Jerusalem — Lynda Prince, a Native American from British Columbia, Canada, received more than a few curious stares last week when she explored the Israeli capital in Indian authentic garb.
Prince, who was in Israel to attend an annual evangelical Christian conference called the Feast of Tabernacles, wore a 30-pound deer-skin wedding dress and brightly colored feathered headdress during much of her visit, despite the sizzling autumn heat.
The advent of the Sabbath has been strikingly noted in the works of Hayim Nahman Bialik, the Israeli poet Zelda, Tillie Olsen and Philip Roth too. For many Jews, a world of memories is enfolded in the familiar aroma of roast chicken or the slow dancing flames of Sabbath candles. In her new book, “The Fourth Commandment: Remember the Sabbath Day” (Harmony), award-winning writer Francine Klagsbrun explores in depth the images and symbols of the seventh day to describe its complex religious, philosophical and mystical underpinnings.
The election is over, and President-elect Obama has won his race in a landslide.

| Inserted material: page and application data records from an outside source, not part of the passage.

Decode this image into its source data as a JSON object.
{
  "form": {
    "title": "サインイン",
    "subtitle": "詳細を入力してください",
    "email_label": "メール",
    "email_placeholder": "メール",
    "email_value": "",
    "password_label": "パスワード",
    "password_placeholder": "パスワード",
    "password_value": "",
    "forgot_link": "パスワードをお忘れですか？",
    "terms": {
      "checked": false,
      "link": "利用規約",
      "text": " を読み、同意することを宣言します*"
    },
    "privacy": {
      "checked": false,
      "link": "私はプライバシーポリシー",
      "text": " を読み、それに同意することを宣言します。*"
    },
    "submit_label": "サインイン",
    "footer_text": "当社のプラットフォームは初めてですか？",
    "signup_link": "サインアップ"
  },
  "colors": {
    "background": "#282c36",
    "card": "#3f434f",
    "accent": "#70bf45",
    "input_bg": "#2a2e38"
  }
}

Clearly, American voters, across all lines, were sending a message that the last eight years were essentially a train wreck, and that they saw in Senator Obama the promise of a better future for themselves and for our country. On the former, I think they’re right. On the latter, I hope they’re right; I hope I was right- I hope we’re right- because I voted for him as well.
As Israel’s fourth prime minister in four years begins to stitch together a new parliamentary coalition, some American Jewish leaders are cautiously optimistic that Ehud Barak will fulfill campaign promises and usher in a new era of religious pluralism in the Jewish state.